[EM] Thermodynamics

Forest Simmons forest.simmons21 at gmail.com
Sun Jun 5 20:57:13 PDT 2022

El dom., 5 de jun. de 2022 4:05 p. m., Kristofer Munsterhjelm <
km_elmet at t-online.de> escribió:

> On 06.06.2022 00:06, Forest Simmons wrote:
> > You mention sincere vs insincere voting ... which leads to game theory.
> > In game theory most optimal strategies are mixed ... stochastic
> > combinations of pure (deterministic) strategies.
> >
> > So it is a matter of luck if it turns out that a deterministic strategy
> > is optimal.
> Yes. I'm just referring to that physics usually doesn't "fight back" the
> way strategic voters do :-)

That's what I thought; I was just using it as a segue into another use of
probability in voting theory in the general theme of Robert
Bristow-Johnson's  question.

You are way ahead of me!

> > We think of Approval as a deterministic method, but that's only because
> > we have externalized optimal strategy considerations to the (cagey)
> > voters and their (mostly gut level) probability estimates.
> >
> > Back to multi-winner methods. A rule of thumb for a minimum number of
> > seats for good proportional representation is the reciprocal of S=Sum
> > (p_i)^2, where p_i is the probability that candidate i would get elected
> > by random favorite ballot.
> A related connection is to Laakso and Taagepera's effective number of
> parties: https://electowiki.org/wiki/Effective_number_of_parties which
> describes a party distribution as equivalent to a certain number of
> "equally sized" parties. E.g. a dominant-party system may have an ENP
> measure of 1.3, signifying that the second party has significantly less
> support (or representation) than the first.
> This measure is also 1/p_i^2 and has been criticized for being not
> uniform enough (i.e. not providing the same results for lots of small
> parties as a few large ones). Greene and Bevan suggested an information
> entropy measure instead, as I referenced in the Electowiki article.
> In addition, for party list PR, Webster's method minimizes the
> Sainte-Laguë index of disproportionality, sum over parties i: (seats
> given to party i - votes obtained by i)^2/(votes obtained by i). This
> is, if I recall correctly, related to the chi-squared test statistic:
> x^2 = sum over categories i: (observed counts for i - expected counts
> for i)^2/(expected counts for i)
> The chi-squared statistic in turn is an approximate G-test. The G-test's
> form is:
> G = 2 sum over categories i: (observed counts for i) * ln ( observed_i /
> expected_i),
> which looks vaguely like an entropy term. Wikipedia says it's related to
> mutual information, but I know too little about this to comment.
> https://en.wikipedia.org/wiki/G-test#Relation_to_mutual_information
> (Finally, speaking of random favorite, I wrote a post about a
> semiproportional determinization of it for multiwinner, here:
> http://lists.electorama.com/pipermail/election-methods-electorama.com/2019-October/002323.html
> Its proportionality in the limit, yet possible bad results with only a
> few seats shows the limits of PR as lotteries, I think. At least for the
> random favorite lottery. But perhaps the idea of eliminating the winner
> can be used to extend Plurality-based PR to ranked method PR... or be
> used as a component of a Condorcetian multiwinner method.)
> -km
-------------- next part --------------
An HTML attachment was scrubbed...
URL: <http://lists.electorama.com/pipermail/election-methods-electorama.com/attachments/20220605/d97e3866/attachment.html>
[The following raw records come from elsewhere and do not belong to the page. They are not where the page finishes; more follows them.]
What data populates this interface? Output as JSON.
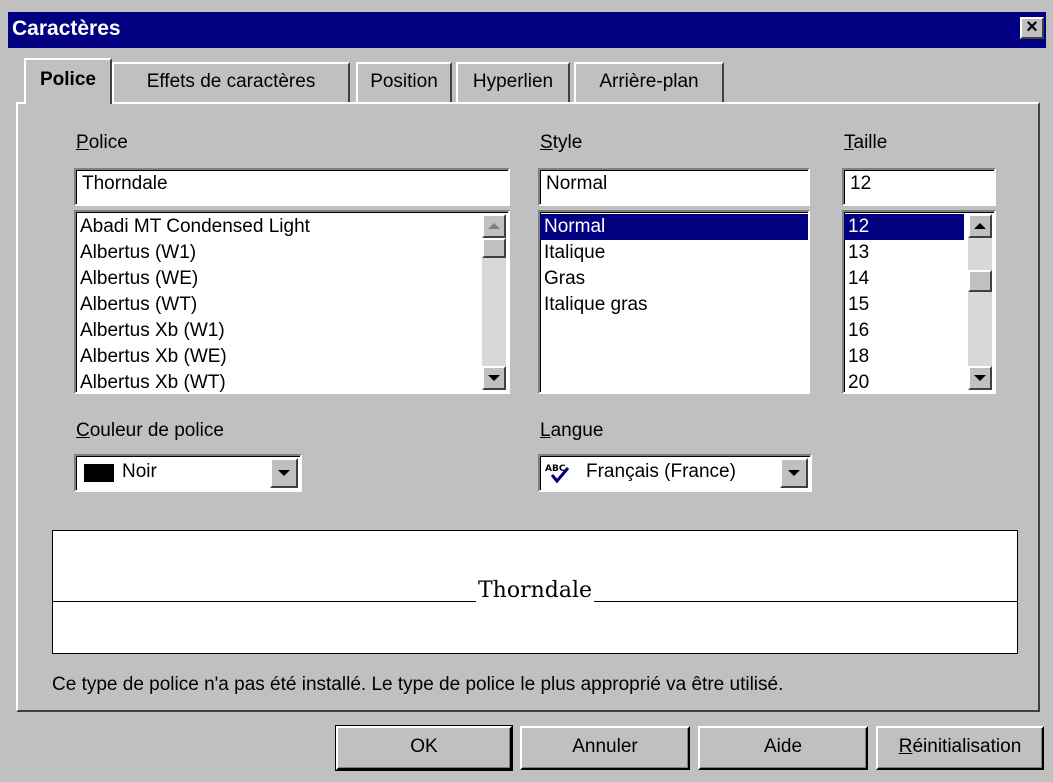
{
  "window": {
    "title": "Caractères",
    "close_glyph": "×"
  },
  "tabs": [
    {
      "label": "Police",
      "active": true
    },
    {
      "label": "Effets de caractères",
      "active": false
    },
    {
      "label": "Position",
      "active": false
    },
    {
      "label": "Hyperlien",
      "active": false
    },
    {
      "label": "Arrière-plan",
      "active": false
    }
  ],
  "font": {
    "label_first": "P",
    "label_rest": "olice",
    "value": "Thorndale",
    "items": [
      "Abadi MT Condensed Light",
      "Albertus (W1)",
      "Albertus (WE)",
      "Albertus (WT)",
      "Albertus Xb (W1)",
      "Albertus Xb (WE)",
      "Albertus Xb (WT)"
    ]
  },
  "style": {
    "label_first": "S",
    "label_rest": "tyle",
    "value": "Normal",
    "items": [
      "Normal",
      "Italique",
      "Gras",
      "Italique gras"
    ],
    "selected": "Normal"
  },
  "size": {
    "label_first": "T",
    "label_rest": "aille",
    "value": "12",
    "items": [
      "12",
      "13",
      "14",
      "15",
      "16",
      "18",
      "20"
    ],
    "selected": "12"
  },
  "color": {
    "label_first": "C",
    "label_rest": "ouleur de police",
    "value": "Noir",
    "swatch": "#000000"
  },
  "language": {
    "label_first": "L",
    "label_rest": "angue",
    "value": "Français (France)",
    "icon": "spellcheck-icon"
  },
  "preview": {
    "text": "Thorndale"
  },
  "notice": "Ce type de police n'a pas été installé. Le type de police le plus approprié va être utilisé.",
  "buttons": {
    "ok": "OK",
    "cancel": "Annuler",
    "help": "Aide",
    "reset_first": "R",
    "reset_rest": "éinitialisation"
  },
  "colors": {
    "titlebar": "#000080",
    "selection": "#000080",
    "face": "#c0c0c0"
  }
}
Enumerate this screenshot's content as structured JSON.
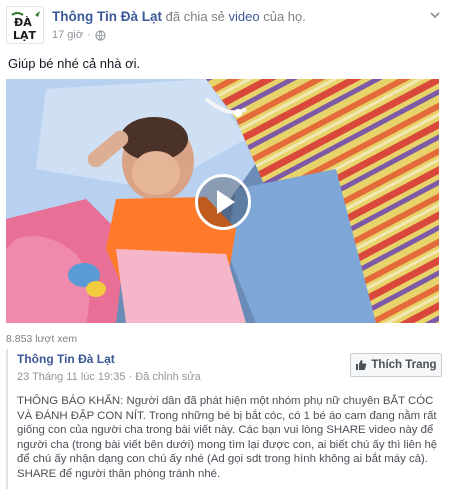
{
  "post": {
    "page_name": "Thông Tin Đà Lạt",
    "action_text": "đã chia sẻ",
    "action_link": "video",
    "action_suffix": "của họ.",
    "time": "17 giờ",
    "time_separator": "·",
    "caption": "Giúp bé nhé cả nhà ơi.",
    "avatar_text_top": "ĐÀ",
    "avatar_text_bottom": "LẠT"
  },
  "video": {
    "views": "8.853 lượt xem",
    "play_icon": "play-icon"
  },
  "shared": {
    "page_name": "Thông Tin Đà Lạt",
    "date": "23 Tháng 11 lúc 19:35",
    "separator": "·",
    "edited": "Đã chỉnh sửa",
    "like_button": "Thích Trang",
    "body": "THÔNG BÁO KHẨN: Người dân đã phát hiện một nhóm phụ nữ chuyên BẮT CÓC VÀ ĐÁNH ĐẬP CON NÍT. Trong những bé bị bắt cóc, có 1 bé áo cam đang nằm rất giống con của người cha trong bài viết này. Các bạn vui lòng SHARE video này để người cha (trong bài viết bên dưới) mong tìm lại được con, ai biết chú ấy thì liên hệ để chú ấy nhận dạng con chú ấy nhé (Ad gọi sdt trong hình không ai bắt máy cả). SHARE để người thân phòng tránh nhé."
  },
  "colors": {
    "link": "#3b5998",
    "meta": "#90949c",
    "text": "#141823"
  }
}
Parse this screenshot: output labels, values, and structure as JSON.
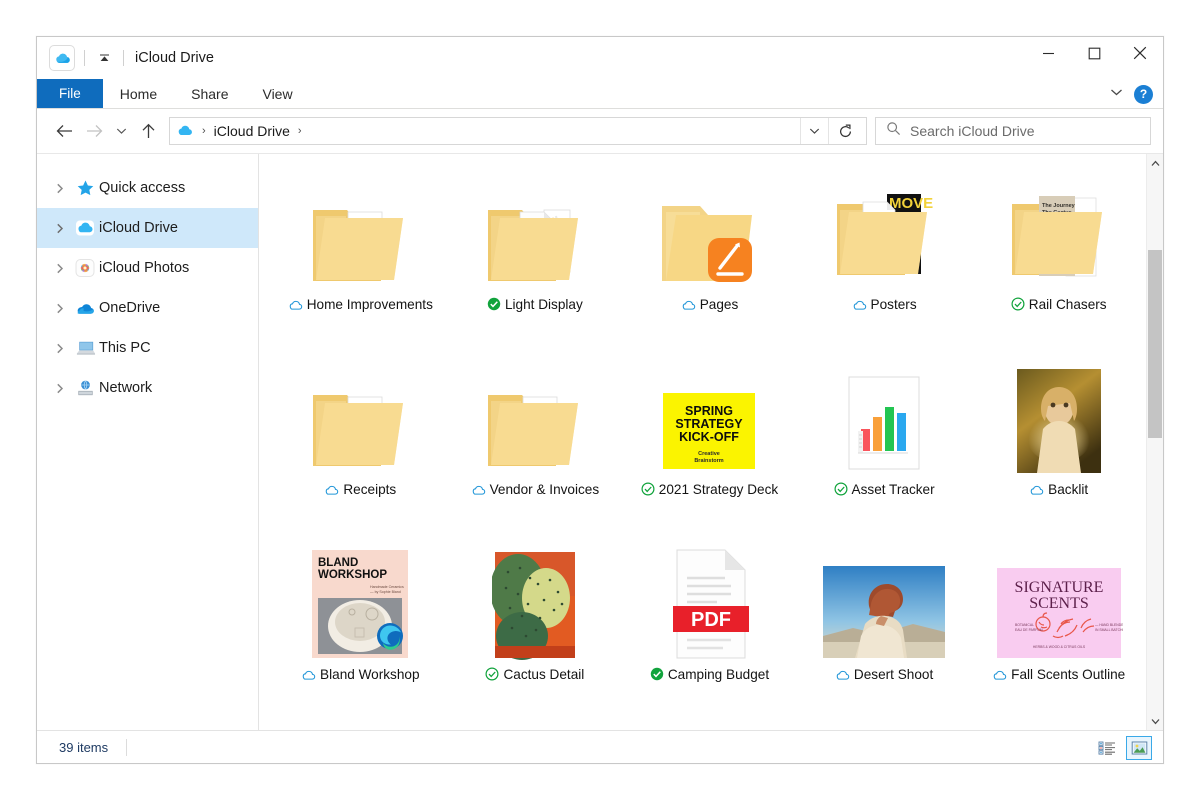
{
  "window": {
    "title": "iCloud Drive",
    "app_icon": "icloud-icon",
    "quick_access_dropdown": "chevron-down-icon",
    "controls": {
      "minimize": "minimize-icon",
      "maximize": "maximize-icon",
      "close": "close-icon"
    }
  },
  "ribbon": {
    "tabs": [
      {
        "label": "File",
        "active": true
      },
      {
        "label": "Home",
        "active": false
      },
      {
        "label": "Share",
        "active": false
      },
      {
        "label": "View",
        "active": false
      }
    ],
    "expand_icon": "chevron-down-icon",
    "help_label": "?"
  },
  "address": {
    "back_icon": "arrow-left-icon",
    "forward_icon": "arrow-right-icon",
    "recent_icon": "chevron-down-icon",
    "up_icon": "arrow-up-icon",
    "breadcrumb_icon": "icloud-icon",
    "breadcrumb": "iCloud Drive",
    "breadcrumb_sep": "›",
    "dropdown_icon": "chevron-down-icon",
    "refresh_icon": "refresh-icon"
  },
  "search": {
    "icon": "search-icon",
    "placeholder": "Search iCloud Drive",
    "value": ""
  },
  "sidebar": {
    "items": [
      {
        "label": "Quick access",
        "icon": "star-icon",
        "selected": false
      },
      {
        "label": "iCloud Drive",
        "icon": "icloud-icon",
        "selected": true
      },
      {
        "label": "iCloud Photos",
        "icon": "photos-icon",
        "selected": false
      },
      {
        "label": "OneDrive",
        "icon": "onedrive-icon",
        "selected": false
      },
      {
        "label": "This PC",
        "icon": "computer-icon",
        "selected": false
      },
      {
        "label": "Network",
        "icon": "network-icon",
        "selected": false
      }
    ]
  },
  "files": [
    {
      "name": "Home Improvements",
      "kind": "folder-docs",
      "status": "cloud"
    },
    {
      "name": "Light Display",
      "kind": "folder-pdf",
      "status": "downloaded-filled"
    },
    {
      "name": "Pages",
      "kind": "folder-pages",
      "status": "cloud"
    },
    {
      "name": "Posters",
      "kind": "folder-poster",
      "status": "cloud"
    },
    {
      "name": "Rail Chasers",
      "kind": "folder-magazine",
      "status": "downloaded-outline"
    },
    {
      "name": "Receipts",
      "kind": "folder-docs",
      "status": "cloud"
    },
    {
      "name": "Vendor & Invoices",
      "kind": "folder-docs",
      "status": "cloud"
    },
    {
      "name": "2021 Strategy Deck",
      "kind": "keynote-yellow",
      "status": "downloaded-outline"
    },
    {
      "name": "Asset Tracker",
      "kind": "numbers-chart",
      "status": "downloaded-outline"
    },
    {
      "name": "Backlit",
      "kind": "photo-backlit",
      "status": "cloud"
    },
    {
      "name": "Bland Workshop",
      "kind": "web-bland",
      "status": "cloud"
    },
    {
      "name": "Cactus Detail",
      "kind": "photo-cactus",
      "status": "downloaded-outline"
    },
    {
      "name": "Camping Budget",
      "kind": "pdf-doc",
      "status": "downloaded-filled"
    },
    {
      "name": "Desert Shoot",
      "kind": "photo-desert",
      "status": "cloud"
    },
    {
      "name": "Fall Scents Outline",
      "kind": "poster-scents",
      "status": "cloud"
    }
  ],
  "thumbnail_text": {
    "strategy_deck": {
      "line1": "SPRING",
      "line2": "STRATEGY",
      "line3": "KICK-OFF",
      "sub1": "Creative",
      "sub2": "Brainstorm"
    },
    "bland_workshop": {
      "line1": "BLAND",
      "line2": "WORKSHOP"
    },
    "fall_scents": {
      "line1": "SIGNATURE",
      "line2": "SCENTS"
    },
    "pdf_label": "PDF",
    "posters_text": "MOVEMENT"
  },
  "statusbar": {
    "item_count": "39 items",
    "details_view_icon": "details-view-icon",
    "large_icons_view_icon": "large-icons-view-icon",
    "active_view": "large-icons"
  },
  "colors": {
    "accent": "#0f6cbd",
    "selection": "#cfe8fa",
    "cloud_badge": "#2196d8",
    "downloaded_badge": "#11a33c",
    "pdf_red": "#e8202a",
    "folder": "#f7d785"
  }
}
More information about the Election-Methods mailing list